Ellman argues that it was error for the court to dismiss the case under Rule 4:37-2(b) after he rested. He maintains that the trial court admitted his invoices into evidence, and curtailed his examination of witnesses by repeatedly telling him that he had established a prima facie case. Plaintiffs respond that the invoices were not admitted into evidence and therefore the trial court correctly concluded that Ellman had not established a prima facie case.
A court may grant a defendant's motion "for dismissal of the action . . . on the ground that upon the facts and upon the law the plaintiff has shown no right to relief." R. 4:37-2(b). Such motions shall be denied if the evidence, together with the legitimate inferences therefrom, could sustain a judgment in plaintiff's favor. Ibid. The "rule requires denial of the defendant's motion for involuntary dismissal at the close of plaintiff's case, . . . if the plaintiff has shown a prima facie case, i.e., any evidence including all favorable inferences to be drawn therefrom which can sustain a judgment in plaintiff's favor." Pressler & Verniero, Current N.J. Court Rules, comment
2.1 on R. 4:37-2(b) (2011).

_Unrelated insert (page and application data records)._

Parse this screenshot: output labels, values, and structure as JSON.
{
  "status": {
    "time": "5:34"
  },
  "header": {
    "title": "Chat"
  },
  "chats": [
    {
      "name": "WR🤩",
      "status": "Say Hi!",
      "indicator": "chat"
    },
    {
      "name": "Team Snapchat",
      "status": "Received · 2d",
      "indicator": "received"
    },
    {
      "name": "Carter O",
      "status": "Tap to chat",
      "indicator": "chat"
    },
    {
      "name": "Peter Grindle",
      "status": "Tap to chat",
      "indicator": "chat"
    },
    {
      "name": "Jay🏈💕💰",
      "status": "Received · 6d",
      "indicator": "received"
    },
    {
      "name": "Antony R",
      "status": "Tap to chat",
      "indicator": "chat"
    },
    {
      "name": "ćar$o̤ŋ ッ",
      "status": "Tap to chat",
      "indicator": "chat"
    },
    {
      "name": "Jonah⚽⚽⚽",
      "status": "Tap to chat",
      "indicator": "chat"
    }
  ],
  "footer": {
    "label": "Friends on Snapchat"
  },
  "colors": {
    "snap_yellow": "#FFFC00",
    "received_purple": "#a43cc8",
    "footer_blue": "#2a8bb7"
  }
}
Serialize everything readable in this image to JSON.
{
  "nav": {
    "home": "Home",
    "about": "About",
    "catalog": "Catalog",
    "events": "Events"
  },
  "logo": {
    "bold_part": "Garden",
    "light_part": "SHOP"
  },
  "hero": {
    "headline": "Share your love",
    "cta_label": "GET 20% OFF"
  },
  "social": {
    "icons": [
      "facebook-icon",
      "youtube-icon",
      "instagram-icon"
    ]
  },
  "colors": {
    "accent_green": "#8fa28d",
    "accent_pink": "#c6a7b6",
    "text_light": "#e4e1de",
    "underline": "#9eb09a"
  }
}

Here, during Ellman's direct examination of a witness, the trial court curtailed the examination and suggested that the parties proceed with plaintiffs' setoff claims because Ellman had established a prima facie case. The court had previously admitted defendants' invoices into evidence subject to Ellman laying a proper foundation. The court's conditional admission of the documents into evidence, coupled with its repeatedly telling Ellman that he had established a prima facie case and that the parties should move on to the presentation of plaintiffs' setoff proofs, likely caused Ellman to believe that the invoices had been admitted into evidence and that he had submitted sufficient proofs to establish his "book account" claim.
Had the invoices been admitted into evidence, Ellman's proofs would likely have been sufficient to establish a prima facie case, either of breach of contract or a "book account." The gravamen of Ellman's cause of action was UCI's alleged debt to NAC for services rendered, which remained due and owing at the time NAC sold the debt to him. Nonetheless, we need not reach that issue. We conclude that the statements of the trial court likely caused Ellman to terminate his proofs and believe, as the trial court stated, that he had established a prima facie case. The subsequent ruling at the close of Ellman's proofs, that he had not established a prima facie case, was inconsistent with the court's previous statements.
Ellman also claims the trial court curtailed his right to present various tort claims, including his claim for abuse of process. That argument does not warrant discussion in a written opinion. R. 2:11-3(e)(1)(E).
Affirmed in part, reversed in part, and remanded. We do not retain jurisdiction.